* Problem description *
Pull each line containing "this" out of the data and copy it.

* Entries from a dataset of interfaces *
------------------------

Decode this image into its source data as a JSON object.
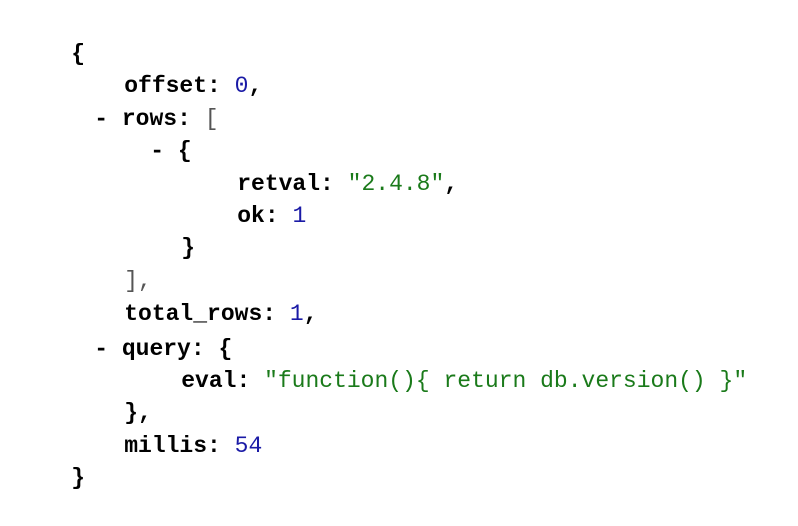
{
  "viewer": {
    "lines": {
      "open_root": "{",
      "offset": {
        "key": "offset",
        "colon": ":",
        "value": "0",
        "comma": ","
      },
      "rows": {
        "toggle": "-",
        "key": "rows",
        "colon": ":",
        "open": "["
      },
      "row0": {
        "toggle": "-",
        "open": "{"
      },
      "retval": {
        "key": "retval",
        "colon": ":",
        "value": "\"2.4.8\"",
        "comma": ","
      },
      "ok": {
        "key": "ok",
        "colon": ":",
        "value": "1"
      },
      "row0_close": "}",
      "rows_close": "],",
      "total_rows": {
        "key": "total_rows",
        "colon": ":",
        "value": "1",
        "comma": ","
      },
      "query": {
        "toggle": "-",
        "key": "query",
        "colon": ":",
        "open": "{"
      },
      "eval": {
        "key": "eval",
        "colon": ":",
        "value": "\"function(){ return db.version() }\""
      },
      "query_close": "},",
      "millis": {
        "key": "millis",
        "colon": ":",
        "value": "54"
      },
      "close_root": "}"
    }
  },
  "colors": {
    "number": "#1a1aa6",
    "string": "#1a7a1a",
    "bracket": "#555555",
    "key": "#000000"
  }
}
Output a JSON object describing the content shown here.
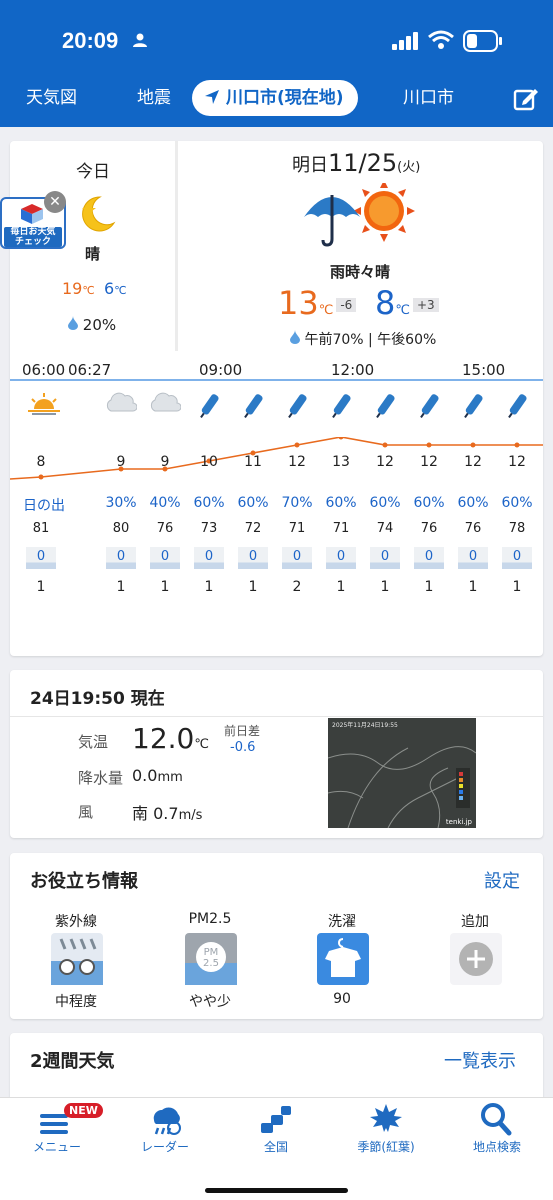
{
  "status": {
    "time": "20:09"
  },
  "tabs": [
    {
      "label": "天気図"
    },
    {
      "label": "地震"
    },
    {
      "label": "川口市(現在地)"
    },
    {
      "label": "川口市"
    }
  ],
  "badge": {
    "line1": "毎日お天気",
    "line2": "チェック"
  },
  "today": {
    "label": "今日",
    "weather": "晴",
    "hi": "19",
    "lo": "6",
    "unit": "℃",
    "rain": "20%"
  },
  "tomorrow": {
    "label_prefix": "明日",
    "date": "11/25",
    "dow": "(火)",
    "weather": "雨時々晴",
    "hi": "13",
    "hi_diff": "-6",
    "lo": "8",
    "lo_diff": "+3",
    "unit": "℃",
    "rain": "午前70% | 午後60%"
  },
  "hourly": {
    "times": [
      "06:00",
      "06:27",
      "09:00",
      "12:00",
      "15:00"
    ],
    "temps": [
      "8",
      "9",
      "9",
      "10",
      "11",
      "12",
      "13",
      "12",
      "12",
      "12",
      "12"
    ],
    "temp_values": [
      8,
      9,
      9,
      10,
      11,
      12,
      13,
      12,
      12,
      12,
      12
    ],
    "rain": [
      "30%",
      "日の出",
      "30%",
      "40%",
      "60%",
      "60%",
      "70%",
      "60%",
      "60%",
      "60%",
      "60%",
      "60%"
    ],
    "humidity": [
      "81",
      "80",
      "76",
      "73",
      "72",
      "71",
      "71",
      "74",
      "76",
      "76",
      "78"
    ],
    "precip": [
      "0",
      "0",
      "0",
      "0",
      "0",
      "0",
      "0",
      "0",
      "0",
      "0",
      "0"
    ],
    "wind": [
      "1",
      "1",
      "1",
      "1",
      "1",
      "2",
      "1",
      "1",
      "1",
      "1",
      "1"
    ],
    "icons": [
      "cloud",
      "sunrise",
      "cloud",
      "cloud",
      "umbrella",
      "umbrella",
      "umbrella",
      "umbrella",
      "umbrella",
      "umbrella",
      "umbrella",
      "umbrella"
    ]
  },
  "current": {
    "title": "24日19:50 現在",
    "temp_label": "気温",
    "temp": "12.0",
    "temp_unit": "℃",
    "diff_label": "前日差",
    "diff": "-0.6",
    "precip_label": "降水量",
    "precip": "0.0",
    "precip_unit": "mm",
    "wind_label": "風",
    "wind_dir": "南",
    "wind": "0.7",
    "wind_unit": "m/s",
    "map_caption": "2025年11月24日19:55",
    "map_credit": "tenki.jp"
  },
  "useful": {
    "title": "お役立ち情報",
    "settings": "設定",
    "items": [
      {
        "label": "紫外線",
        "value": "中程度",
        "icon": "uv-icon"
      },
      {
        "label": "PM2.5",
        "value": "やや少",
        "icon": "pm25-icon"
      },
      {
        "label": "洗濯",
        "value": "90",
        "icon": "laundry-icon"
      },
      {
        "label": "追加",
        "value": "",
        "icon": "add-icon"
      }
    ]
  },
  "weekly": {
    "title": "2週間天気",
    "link": "一覧表示"
  },
  "bottom_nav": [
    {
      "label": "メニュー",
      "badge": "NEW"
    },
    {
      "label": "レーダー"
    },
    {
      "label": "全国"
    },
    {
      "label": "季節(紅葉)"
    },
    {
      "label": "地点検索"
    }
  ],
  "colors": {
    "brand": "#1166c6",
    "hi_temp": "#e86a1e",
    "lo_temp": "#1c64c8"
  }
}
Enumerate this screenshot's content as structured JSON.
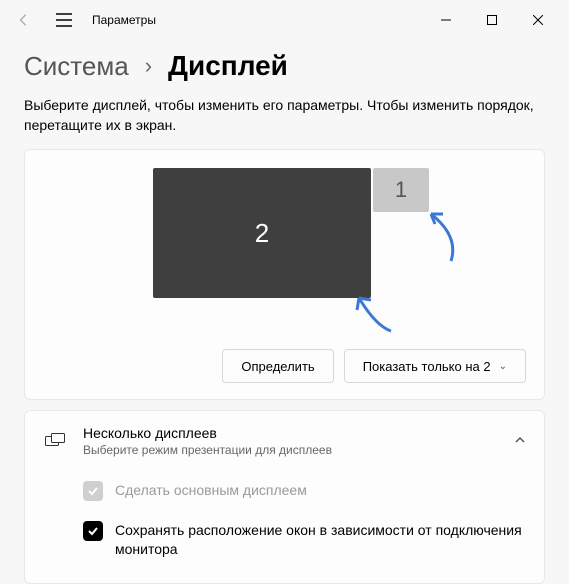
{
  "titlebar": {
    "title": "Параметры"
  },
  "breadcrumb": {
    "parent": "Система",
    "current": "Дисплей"
  },
  "description": "Выберите дисплей, чтобы изменить его параметры. Чтобы изменить порядок, перетащите их в экран.",
  "monitors": {
    "m1": "1",
    "m2": "2"
  },
  "buttons": {
    "identify": "Определить",
    "show_only": "Показать только на 2"
  },
  "section": {
    "title": "Несколько дисплеев",
    "subtitle": "Выберите режим презентации для дисплеев",
    "opt_main": "Сделать основным дисплеем",
    "opt_remember": "Сохранять расположение окон в зависимости от подключения монитора"
  }
}
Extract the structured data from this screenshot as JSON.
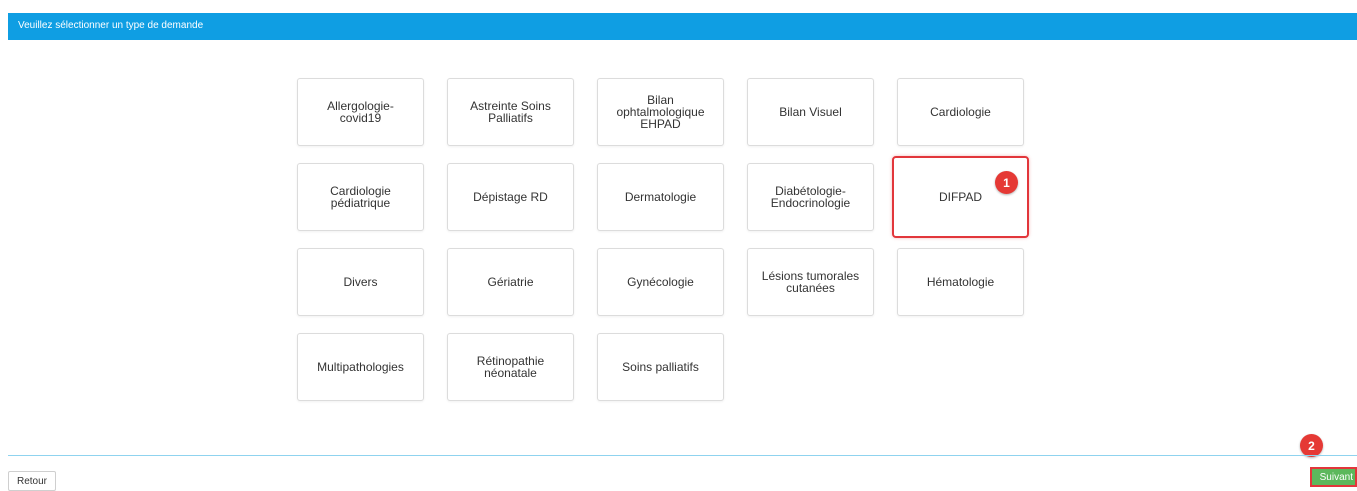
{
  "header": {
    "title": "Veuillez sélectionner un type de demande"
  },
  "colors": {
    "header_bg": "#0f9ee3",
    "highlight": "#e2363b",
    "next_button": "#5cb85c"
  },
  "tiles": [
    {
      "label": "Allergologie-\ncovid19"
    },
    {
      "label": "Astreinte Soins\nPalliatifs"
    },
    {
      "label": "Bilan\nophtalmologique\nEHPAD"
    },
    {
      "label": "Bilan Visuel"
    },
    {
      "label": "Cardiologie"
    },
    {
      "label": "Cardiologie\npédiatrique"
    },
    {
      "label": "Dépistage RD"
    },
    {
      "label": "Dermatologie"
    },
    {
      "label": "Diabétologie-\nEndocrinologie"
    },
    {
      "label": "DIFPAD",
      "selected": true
    },
    {
      "label": "Divers"
    },
    {
      "label": "Gériatrie"
    },
    {
      "label": "Gynécologie"
    },
    {
      "label": "Lésions tumorales\ncutanées"
    },
    {
      "label": "Hématologie"
    },
    {
      "label": "Multipathologies"
    },
    {
      "label": "Rétinopathie\nnéonatale"
    },
    {
      "label": "Soins palliatifs"
    }
  ],
  "annotations": [
    {
      "label": "1"
    },
    {
      "label": "2"
    }
  ],
  "footer": {
    "back_label": "Retour",
    "next_label": "Suivant"
  }
}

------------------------

* Finished exercise *
Decode this image into its source data as a JSON object.
Enumerate this screenshot's content as structured JSON.
Extract the structured data from this screenshot as JSON.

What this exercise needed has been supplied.